What you are asked to do: Print the records below exactly. Omit every picture.

Material for the task:
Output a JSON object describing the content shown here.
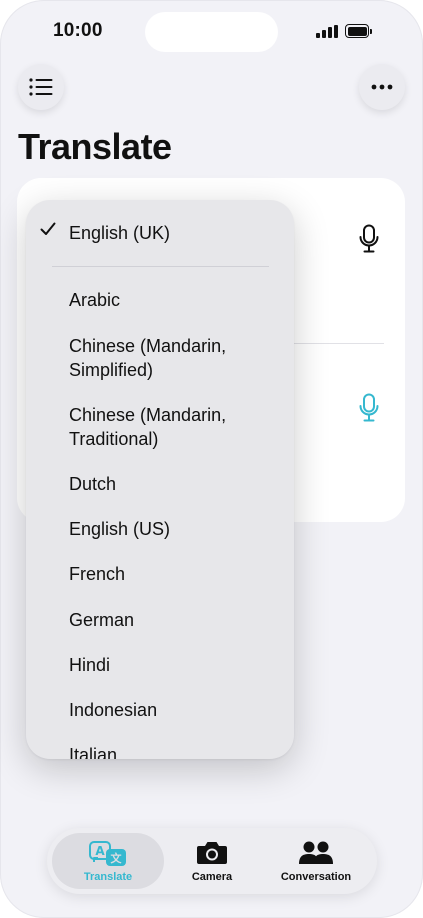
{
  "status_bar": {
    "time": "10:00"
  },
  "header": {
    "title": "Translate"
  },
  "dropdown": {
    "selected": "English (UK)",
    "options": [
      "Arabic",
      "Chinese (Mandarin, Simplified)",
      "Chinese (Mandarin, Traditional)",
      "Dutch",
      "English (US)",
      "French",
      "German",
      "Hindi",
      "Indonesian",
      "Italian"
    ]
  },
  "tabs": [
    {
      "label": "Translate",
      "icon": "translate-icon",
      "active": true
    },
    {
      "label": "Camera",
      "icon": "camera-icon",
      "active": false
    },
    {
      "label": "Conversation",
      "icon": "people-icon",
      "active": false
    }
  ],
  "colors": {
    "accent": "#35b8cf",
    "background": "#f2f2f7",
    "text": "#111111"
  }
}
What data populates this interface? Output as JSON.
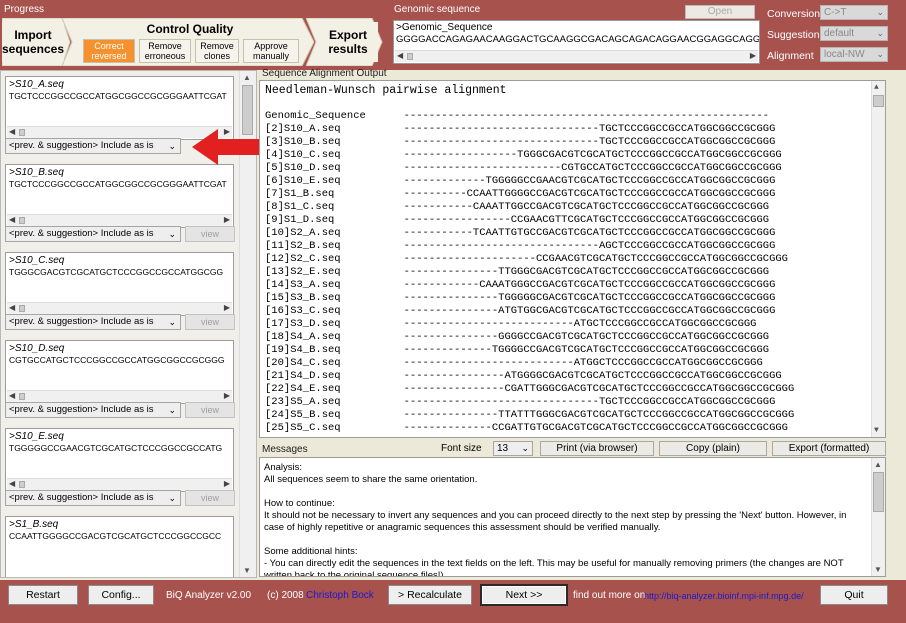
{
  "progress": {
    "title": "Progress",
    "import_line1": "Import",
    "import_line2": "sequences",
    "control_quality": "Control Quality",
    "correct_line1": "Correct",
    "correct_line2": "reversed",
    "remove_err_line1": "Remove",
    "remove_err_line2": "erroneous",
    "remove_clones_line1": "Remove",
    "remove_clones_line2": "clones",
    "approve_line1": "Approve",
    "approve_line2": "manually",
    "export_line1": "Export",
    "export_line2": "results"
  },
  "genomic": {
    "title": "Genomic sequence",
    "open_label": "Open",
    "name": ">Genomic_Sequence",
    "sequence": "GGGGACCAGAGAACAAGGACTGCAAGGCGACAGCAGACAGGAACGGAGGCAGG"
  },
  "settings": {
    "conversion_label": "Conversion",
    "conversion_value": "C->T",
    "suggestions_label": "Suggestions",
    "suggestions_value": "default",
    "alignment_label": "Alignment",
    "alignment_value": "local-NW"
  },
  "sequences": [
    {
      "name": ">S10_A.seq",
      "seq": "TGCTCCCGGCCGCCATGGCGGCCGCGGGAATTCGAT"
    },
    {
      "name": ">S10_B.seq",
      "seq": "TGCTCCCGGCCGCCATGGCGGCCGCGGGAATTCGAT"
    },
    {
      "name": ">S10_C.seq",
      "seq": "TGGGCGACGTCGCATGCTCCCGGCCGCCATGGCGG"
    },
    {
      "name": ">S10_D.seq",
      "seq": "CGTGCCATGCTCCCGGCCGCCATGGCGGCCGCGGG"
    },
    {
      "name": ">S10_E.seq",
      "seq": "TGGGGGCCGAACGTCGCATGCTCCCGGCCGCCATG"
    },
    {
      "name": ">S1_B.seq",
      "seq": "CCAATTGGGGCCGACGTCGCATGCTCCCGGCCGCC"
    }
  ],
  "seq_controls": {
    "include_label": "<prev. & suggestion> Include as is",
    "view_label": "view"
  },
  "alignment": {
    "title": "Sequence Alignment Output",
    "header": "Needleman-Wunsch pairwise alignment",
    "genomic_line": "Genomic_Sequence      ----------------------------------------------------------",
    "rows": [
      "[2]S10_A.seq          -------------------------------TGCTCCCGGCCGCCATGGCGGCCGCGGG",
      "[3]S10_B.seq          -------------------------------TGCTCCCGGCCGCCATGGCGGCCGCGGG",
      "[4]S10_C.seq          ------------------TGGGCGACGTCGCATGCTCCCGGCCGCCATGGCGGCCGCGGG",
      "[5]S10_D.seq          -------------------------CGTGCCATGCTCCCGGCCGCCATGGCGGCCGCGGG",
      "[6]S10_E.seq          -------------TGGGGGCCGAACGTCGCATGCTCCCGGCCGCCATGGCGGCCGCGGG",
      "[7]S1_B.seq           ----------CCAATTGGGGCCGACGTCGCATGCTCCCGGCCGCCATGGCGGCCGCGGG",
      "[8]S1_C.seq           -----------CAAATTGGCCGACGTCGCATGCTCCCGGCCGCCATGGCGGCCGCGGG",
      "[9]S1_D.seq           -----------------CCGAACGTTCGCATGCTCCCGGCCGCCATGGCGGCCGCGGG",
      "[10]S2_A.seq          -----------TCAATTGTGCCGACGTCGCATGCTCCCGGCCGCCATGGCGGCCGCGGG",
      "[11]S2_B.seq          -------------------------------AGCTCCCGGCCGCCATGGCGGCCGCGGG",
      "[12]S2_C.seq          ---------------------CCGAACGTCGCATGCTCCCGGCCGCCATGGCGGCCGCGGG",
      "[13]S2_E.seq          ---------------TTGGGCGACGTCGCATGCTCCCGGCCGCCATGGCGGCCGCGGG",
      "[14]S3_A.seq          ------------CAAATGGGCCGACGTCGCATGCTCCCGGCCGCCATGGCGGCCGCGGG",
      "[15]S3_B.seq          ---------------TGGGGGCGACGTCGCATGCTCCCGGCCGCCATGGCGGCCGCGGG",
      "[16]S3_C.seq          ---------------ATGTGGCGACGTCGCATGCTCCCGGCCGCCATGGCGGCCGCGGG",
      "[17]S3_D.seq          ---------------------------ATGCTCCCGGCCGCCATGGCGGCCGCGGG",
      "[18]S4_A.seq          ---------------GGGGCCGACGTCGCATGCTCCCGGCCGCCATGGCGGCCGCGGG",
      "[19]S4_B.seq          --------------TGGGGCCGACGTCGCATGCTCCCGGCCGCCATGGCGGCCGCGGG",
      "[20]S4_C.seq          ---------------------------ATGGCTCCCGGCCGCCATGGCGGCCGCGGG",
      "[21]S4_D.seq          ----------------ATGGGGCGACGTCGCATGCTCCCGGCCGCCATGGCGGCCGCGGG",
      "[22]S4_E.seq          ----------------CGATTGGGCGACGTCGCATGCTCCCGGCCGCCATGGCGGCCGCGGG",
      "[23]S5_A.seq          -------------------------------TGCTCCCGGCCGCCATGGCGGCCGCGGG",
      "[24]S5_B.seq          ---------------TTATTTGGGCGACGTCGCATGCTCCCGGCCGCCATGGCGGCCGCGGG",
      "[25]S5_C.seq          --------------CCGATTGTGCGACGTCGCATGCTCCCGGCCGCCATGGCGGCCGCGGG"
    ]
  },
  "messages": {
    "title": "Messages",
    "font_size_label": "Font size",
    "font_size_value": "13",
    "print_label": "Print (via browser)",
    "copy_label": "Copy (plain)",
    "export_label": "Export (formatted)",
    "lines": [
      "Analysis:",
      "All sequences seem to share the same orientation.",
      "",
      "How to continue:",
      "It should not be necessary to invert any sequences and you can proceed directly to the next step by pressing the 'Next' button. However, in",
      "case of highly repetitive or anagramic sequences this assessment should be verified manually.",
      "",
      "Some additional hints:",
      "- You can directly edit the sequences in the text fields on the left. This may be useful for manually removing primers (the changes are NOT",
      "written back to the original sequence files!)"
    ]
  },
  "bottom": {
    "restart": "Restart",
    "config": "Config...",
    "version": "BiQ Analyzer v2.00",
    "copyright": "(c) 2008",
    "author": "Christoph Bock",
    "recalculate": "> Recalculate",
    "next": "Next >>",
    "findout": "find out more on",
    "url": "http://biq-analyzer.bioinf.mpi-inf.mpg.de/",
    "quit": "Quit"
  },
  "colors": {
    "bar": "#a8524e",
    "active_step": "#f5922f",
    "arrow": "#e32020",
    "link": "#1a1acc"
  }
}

Task result:
Output a JSON object describing the content shown here.
{
  "status_bar": {
    "time": "10:00"
  },
  "header": {
    "title": "Translate"
  },
  "dropdown": {
    "selected": "English (UK)",
    "options": [
      "Arabic",
      "Chinese (Mandarin, Simplified)",
      "Chinese (Mandarin, Traditional)",
      "Dutch",
      "English (US)",
      "French",
      "German",
      "Hindi",
      "Indonesian",
      "Italian"
    ]
  },
  "tabs": [
    {
      "label": "Translate",
      "icon": "translate-icon",
      "active": true
    },
    {
      "label": "Camera",
      "icon": "camera-icon",
      "active": false
    },
    {
      "label": "Conversation",
      "icon": "people-icon",
      "active": false
    }
  ],
  "colors": {
    "accent": "#35b8cf",
    "background": "#f2f2f7",
    "text": "#111111"
  }
}
What data populates this interface? Output as JSON.
{
  "progress": {
    "title": "Progress",
    "import_line1": "Import",
    "import_line2": "sequences",
    "control_quality": "Control Quality",
    "correct_line1": "Correct",
    "correct_line2": "reversed",
    "remove_err_line1": "Remove",
    "remove_err_line2": "erroneous",
    "remove_clones_line1": "Remove",
    "remove_clones_line2": "clones",
    "approve_line1": "Approve",
    "approve_line2": "manually",
    "export_line1": "Export",
    "export_line2": "results"
  },
  "genomic": {
    "title": "Genomic sequence",
    "open_label": "Open",
    "name": ">Genomic_Sequence",
    "sequence": "GGGGACCAGAGAACAAGGACTGCAAGGCGACAGCAGACAGGAACGGAGGCAGG"
  },
  "settings": {
    "conversion_label": "Conversion",
    "conversion_value": "C->T",
    "suggestions_label": "Suggestions",
    "suggestions_value": "default",
    "alignment_label": "Alignment",
    "alignment_value": "local-NW"
  },
  "sequences": [
    {
      "name": ">S10_A.seq",
      "seq": "TGCTCCCGGCCGCCATGGCGGCCGCGGGAATTCGAT"
    },
    {
      "name": ">S10_B.seq",
      "seq": "TGCTCCCGGCCGCCATGGCGGCCGCGGGAATTCGAT"
    },
    {
      "name": ">S10_C.seq",
      "seq": "TGGGCGACGTCGCATGCTCCCGGCCGCCATGGCGG"
    },
    {
      "name": ">S10_D.seq",
      "seq": "CGTGCCATGCTCCCGGCCGCCATGGCGGCCGCGGG"
    },
    {
      "name": ">S10_E.seq",
      "seq": "TGGGGGCCGAACGTCGCATGCTCCCGGCCGCCATG"
    },
    {
      "name": ">S1_B.seq",
      "seq": "CCAATTGGGGCCGACGTCGCATGCTCCCGGCCGCC"
    }
  ],
  "seq_controls": {
    "include_label": "<prev. & suggestion> Include as is",
    "view_label": "view"
  },
  "alignment": {
    "title": "Sequence Alignment Output",
    "header": "Needleman-Wunsch pairwise alignment",
    "genomic_line": "Genomic_Sequence      ----------------------------------------------------------",
    "rows": [
      "[2]S10_A.seq          -------------------------------TGCTCCCGGCCGCCATGGCGGCCGCGGG",
      "[3]S10_B.seq          -------------------------------TGCTCCCGGCCGCCATGGCGGCCGCGGG",
      "[4]S10_C.seq          ------------------TGGGCGACGTCGCATGCTCCCGGCCGCCATGGCGGCCGCGGG",
      "[5]S10_D.seq          -------------------------CGTGCCATGCTCCCGGCCGCCATGGCGGCCGCGGG",
      "[6]S10_E.seq          -------------TGGGGGCCGAACGTCGCATGCTCCCGGCCGCCATGGCGGCCGCGGG",
      "[7]S1_B.seq           ----------CCAATTGGGGCCGACGTCGCATGCTCCCGGCCGCCATGGCGGCCGCGGG",
      "[8]S1_C.seq           -----------CAAATTGGCCGACGTCGCATGCTCCCGGCCGCCATGGCGGCCGCGGG",
      "[9]S1_D.seq           -----------------CCGAACGTTCGCATGCTCCCGGCCGCCATGGCGGCCGCGGG",
      "[10]S2_A.seq          -----------TCAATTGTGCCGACGTCGCATGCTCCCGGCCGCCATGGCGGCCGCGGG",
      "[11]S2_B.seq          -------------------------------AGCTCCCGGCCGCCATGGCGGCCGCGGG",
      "[12]S2_C.seq          ---------------------CCGAACGTCGCATGCTCCCGGCCGCCATGGCGGCCGCGGG",
      "[13]S2_E.seq          ---------------TTGGGCGACGTCGCATGCTCCCGGCCGCCATGGCGGCCGCGGG",
      "[14]S3_A.seq          ------------CAAATGGGCCGACGTCGCATGCTCCCGGCCGCCATGGCGGCCGCGGG",
      "[15]S3_B.seq          ---------------TGGGGGCGACGTCGCATGCTCCCGGCCGCCATGGCGGCCGCGGG",
      "[16]S3_C.seq          ---------------ATGTGGCGACGTCGCATGCTCCCGGCCGCCATGGCGGCCGCGGG",
      "[17]S3_D.seq          ---------------------------ATGCTCCCGGCCGCCATGGCGGCCGCGGG",
      "[18]S4_A.seq          ---------------GGGGCCGACGTCGCATGCTCCCGGCCGCCATGGCGGCCGCGGG",
      "[19]S4_B.seq          --------------TGGGGCCGACGTCGCATGCTCCCGGCCGCCATGGCGGCCGCGGG",
      "[20]S4_C.seq          ---------------------------ATGGCTCCCGGCCGCCATGGCGGCCGCGGG",
      "[21]S4_D.seq          ----------------ATGGGGCGACGTCGCATGCTCCCGGCCGCCATGGCGGCCGCGGG",
      "[22]S4_E.seq          ----------------CGATTGGGCGACGTCGCATGCTCCCGGCCGCCATGGCGGCCGCGGG",
      "[23]S5_A.seq          -------------------------------TGCTCCCGGCCGCCATGGCGGCCGCGGG",
      "[24]S5_B.seq          ---------------TTATTTGGGCGACGTCGCATGCTCCCGGCCGCCATGGCGGCCGCGGG",
      "[25]S5_C.seq          --------------CCGATTGTGCGACGTCGCATGCTCCCGGCCGCCATGGCGGCCGCGGG"
    ]
  },
  "messages": {
    "title": "Messages",
    "font_size_label": "Font size",
    "font_size_value": "13",
    "print_label": "Print (via browser)",
    "copy_label": "Copy (plain)",
    "export_label": "Export (formatted)",
    "lines": [
      "Analysis:",
      "All sequences seem to share the same orientation.",
      "",
      "How to continue:",
      "It should not be necessary to invert any sequences and you can proceed directly to the next step by pressing the 'Next' button. However, in",
      "case of highly repetitive or anagramic sequences this assessment should be verified manually.",
      "",
      "Some additional hints:",
      "- You can directly edit the sequences in the text fields on the left. This may be useful for manually removing primers (the changes are NOT",
      "written back to the original sequence files!)"
    ]
  },
  "bottom": {
    "restart": "Restart",
    "config": "Config...",
    "version": "BiQ Analyzer v2.00",
    "copyright": "(c) 2008",
    "author": "Christoph Bock",
    "recalculate": "> Recalculate",
    "next": "Next >>",
    "findout": "find out more on",
    "url": "http://biq-analyzer.bioinf.mpi-inf.mpg.de/",
    "quit": "Quit"
  },
  "colors": {
    "bar": "#a8524e",
    "active_step": "#f5922f",
    "arrow": "#e32020",
    "link": "#1a1acc"
  }
}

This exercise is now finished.